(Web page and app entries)
****************************************
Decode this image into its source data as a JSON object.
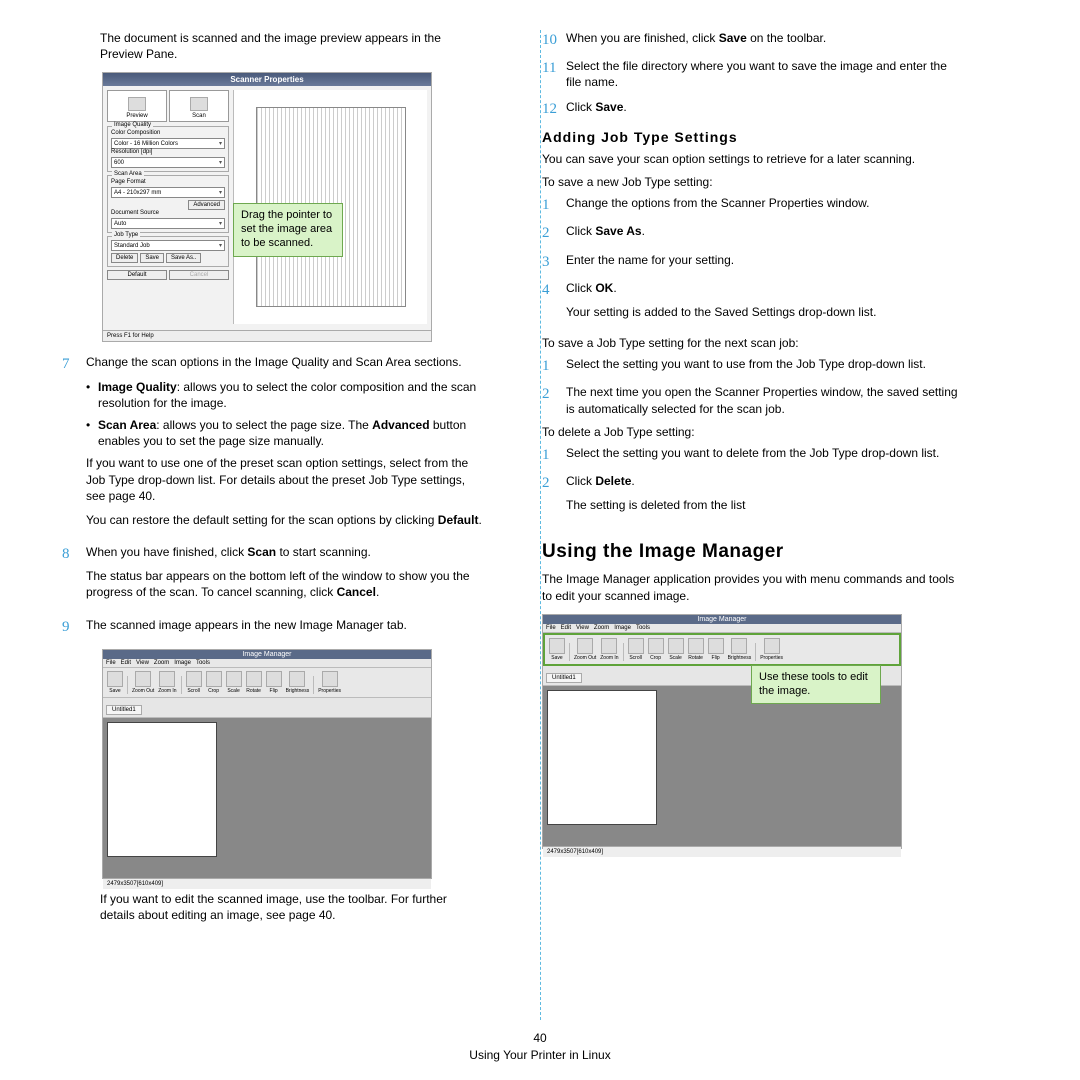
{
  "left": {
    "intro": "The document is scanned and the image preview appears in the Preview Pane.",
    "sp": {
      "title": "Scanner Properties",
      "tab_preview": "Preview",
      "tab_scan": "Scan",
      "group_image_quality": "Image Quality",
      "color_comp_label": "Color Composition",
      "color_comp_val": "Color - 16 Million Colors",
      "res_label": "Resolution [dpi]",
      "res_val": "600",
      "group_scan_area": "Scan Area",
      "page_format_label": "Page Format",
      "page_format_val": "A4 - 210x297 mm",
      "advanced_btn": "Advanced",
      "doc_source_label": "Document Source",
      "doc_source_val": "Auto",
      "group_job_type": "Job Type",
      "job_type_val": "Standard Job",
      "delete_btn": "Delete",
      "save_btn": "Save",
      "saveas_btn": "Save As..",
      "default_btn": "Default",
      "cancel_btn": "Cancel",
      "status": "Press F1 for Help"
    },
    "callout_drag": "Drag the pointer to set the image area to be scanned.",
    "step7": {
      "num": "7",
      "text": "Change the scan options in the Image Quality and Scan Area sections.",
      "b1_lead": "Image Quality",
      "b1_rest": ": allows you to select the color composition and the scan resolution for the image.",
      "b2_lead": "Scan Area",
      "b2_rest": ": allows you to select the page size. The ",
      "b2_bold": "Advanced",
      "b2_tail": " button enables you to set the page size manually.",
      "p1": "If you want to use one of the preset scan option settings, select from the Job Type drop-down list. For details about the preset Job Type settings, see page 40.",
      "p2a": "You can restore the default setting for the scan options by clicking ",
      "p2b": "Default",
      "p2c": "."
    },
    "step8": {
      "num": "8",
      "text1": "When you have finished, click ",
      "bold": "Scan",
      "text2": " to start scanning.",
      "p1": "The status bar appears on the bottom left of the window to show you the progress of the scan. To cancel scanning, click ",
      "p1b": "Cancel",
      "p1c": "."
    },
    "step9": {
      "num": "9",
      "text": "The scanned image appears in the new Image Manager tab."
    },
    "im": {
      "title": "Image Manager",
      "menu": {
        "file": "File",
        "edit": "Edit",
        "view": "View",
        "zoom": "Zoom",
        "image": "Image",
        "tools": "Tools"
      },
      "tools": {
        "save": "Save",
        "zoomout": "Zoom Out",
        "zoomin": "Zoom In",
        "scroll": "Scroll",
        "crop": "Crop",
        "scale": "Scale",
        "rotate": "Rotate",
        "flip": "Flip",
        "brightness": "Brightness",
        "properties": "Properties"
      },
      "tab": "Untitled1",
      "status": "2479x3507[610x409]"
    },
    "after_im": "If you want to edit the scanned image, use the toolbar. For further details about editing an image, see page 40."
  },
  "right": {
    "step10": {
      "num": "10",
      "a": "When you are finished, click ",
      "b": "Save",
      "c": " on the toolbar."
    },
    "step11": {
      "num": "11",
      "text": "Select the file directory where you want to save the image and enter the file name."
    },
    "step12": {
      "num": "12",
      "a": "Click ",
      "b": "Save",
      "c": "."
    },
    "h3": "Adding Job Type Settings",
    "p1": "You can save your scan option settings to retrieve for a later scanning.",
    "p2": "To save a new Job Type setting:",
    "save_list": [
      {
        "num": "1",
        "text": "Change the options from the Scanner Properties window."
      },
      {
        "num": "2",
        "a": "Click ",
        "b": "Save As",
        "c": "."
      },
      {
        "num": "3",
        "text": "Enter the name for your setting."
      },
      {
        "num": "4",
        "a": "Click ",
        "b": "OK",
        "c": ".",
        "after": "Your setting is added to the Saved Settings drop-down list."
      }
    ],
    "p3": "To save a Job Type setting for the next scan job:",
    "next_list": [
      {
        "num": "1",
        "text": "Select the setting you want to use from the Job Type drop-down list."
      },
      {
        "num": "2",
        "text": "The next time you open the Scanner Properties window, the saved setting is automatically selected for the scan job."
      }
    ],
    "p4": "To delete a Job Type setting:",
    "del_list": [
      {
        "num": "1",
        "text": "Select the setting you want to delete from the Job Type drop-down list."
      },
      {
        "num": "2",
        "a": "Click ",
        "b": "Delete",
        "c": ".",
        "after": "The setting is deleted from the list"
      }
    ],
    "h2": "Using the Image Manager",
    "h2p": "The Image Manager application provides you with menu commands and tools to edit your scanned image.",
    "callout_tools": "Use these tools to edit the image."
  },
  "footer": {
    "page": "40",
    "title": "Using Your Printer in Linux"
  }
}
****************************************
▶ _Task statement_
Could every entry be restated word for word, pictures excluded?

▶ _Answer for the task_
Decode this image into its source data as a JSON object.
{
  "left": {
    "intro": "The document is scanned and the image preview appears in the Preview Pane.",
    "sp": {
      "title": "Scanner Properties",
      "tab_preview": "Preview",
      "tab_scan": "Scan",
      "group_image_quality": "Image Quality",
      "color_comp_label": "Color Composition",
      "color_comp_val": "Color - 16 Million Colors",
      "res_label": "Resolution [dpi]",
      "res_val": "600",
      "group_scan_area": "Scan Area",
      "page_format_label": "Page Format",
      "page_format_val": "A4 - 210x297 mm",
      "advanced_btn": "Advanced",
      "doc_source_label": "Document Source",
      "doc_source_val": "Auto",
      "group_job_type": "Job Type",
      "job_type_val": "Standard Job",
      "delete_btn": "Delete",
      "save_btn": "Save",
      "saveas_btn": "Save As..",
      "default_btn": "Default",
      "cancel_btn": "Cancel",
      "status": "Press F1 for Help"
    },
    "callout_drag": "Drag the pointer to set the image area to be scanned.",
    "step7": {
      "num": "7",
      "text": "Change the scan options in the Image Quality and Scan Area sections.",
      "b1_lead": "Image Quality",
      "b1_rest": ": allows you to select the color composition and the scan resolution for the image.",
      "b2_lead": "Scan Area",
      "b2_rest": ": allows you to select the page size. The ",
      "b2_bold": "Advanced",
      "b2_tail": " button enables you to set the page size manually.",
      "p1": "If you want to use one of the preset scan option settings, select from the Job Type drop-down list. For details about the preset Job Type settings, see page 40.",
      "p2a": "You can restore the default setting for the scan options by clicking ",
      "p2b": "Default",
      "p2c": "."
    },
    "step8": {
      "num": "8",
      "text1": "When you have finished, click ",
      "bold": "Scan",
      "text2": " to start scanning.",
      "p1": "The status bar appears on the bottom left of the window to show you the progress of the scan. To cancel scanning, click ",
      "p1b": "Cancel",
      "p1c": "."
    },
    "step9": {
      "num": "9",
      "text": "The scanned image appears in the new Image Manager tab."
    },
    "im": {
      "title": "Image Manager",
      "menu": {
        "file": "File",
        "edit": "Edit",
        "view": "View",
        "zoom": "Zoom",
        "image": "Image",
        "tools": "Tools"
      },
      "tools": {
        "save": "Save",
        "zoomout": "Zoom Out",
        "zoomin": "Zoom In",
        "scroll": "Scroll",
        "crop": "Crop",
        "scale": "Scale",
        "rotate": "Rotate",
        "flip": "Flip",
        "brightness": "Brightness",
        "properties": "Properties"
      },
      "tab": "Untitled1",
      "status": "2479x3507[610x409]"
    },
    "after_im": "If you want to edit the scanned image, use the toolbar. For further details about editing an image, see page 40."
  },
  "right": {
    "step10": {
      "num": "10",
      "a": "When you are finished, click ",
      "b": "Save",
      "c": " on the toolbar."
    },
    "step11": {
      "num": "11",
      "text": "Select the file directory where you want to save the image and enter the file name."
    },
    "step12": {
      "num": "12",
      "a": "Click ",
      "b": "Save",
      "c": "."
    },
    "h3": "Adding Job Type Settings",
    "p1": "You can save your scan option settings to retrieve for a later scanning.",
    "p2": "To save a new Job Type setting:",
    "save_list": [
      {
        "num": "1",
        "text": "Change the options from the Scanner Properties window."
      },
      {
        "num": "2",
        "a": "Click ",
        "b": "Save As",
        "c": "."
      },
      {
        "num": "3",
        "text": "Enter the name for your setting."
      },
      {
        "num": "4",
        "a": "Click ",
        "b": "OK",
        "c": ".",
        "after": "Your setting is added to the Saved Settings drop-down list."
      }
    ],
    "p3": "To save a Job Type setting for the next scan job:",
    "next_list": [
      {
        "num": "1",
        "text": "Select the setting you want to use from the Job Type drop-down list."
      },
      {
        "num": "2",
        "text": "The next time you open the Scanner Properties window, the saved setting is automatically selected for the scan job."
      }
    ],
    "p4": "To delete a Job Type setting:",
    "del_list": [
      {
        "num": "1",
        "text": "Select the setting you want to delete from the Job Type drop-down list."
      },
      {
        "num": "2",
        "a": "Click ",
        "b": "Delete",
        "c": ".",
        "after": "The setting is deleted from the list"
      }
    ],
    "h2": "Using the Image Manager",
    "h2p": "The Image Manager application provides you with menu commands and tools to edit your scanned image.",
    "callout_tools": "Use these tools to edit the image."
  },
  "footer": {
    "page": "40",
    "title": "Using Your Printer in Linux"
  }
}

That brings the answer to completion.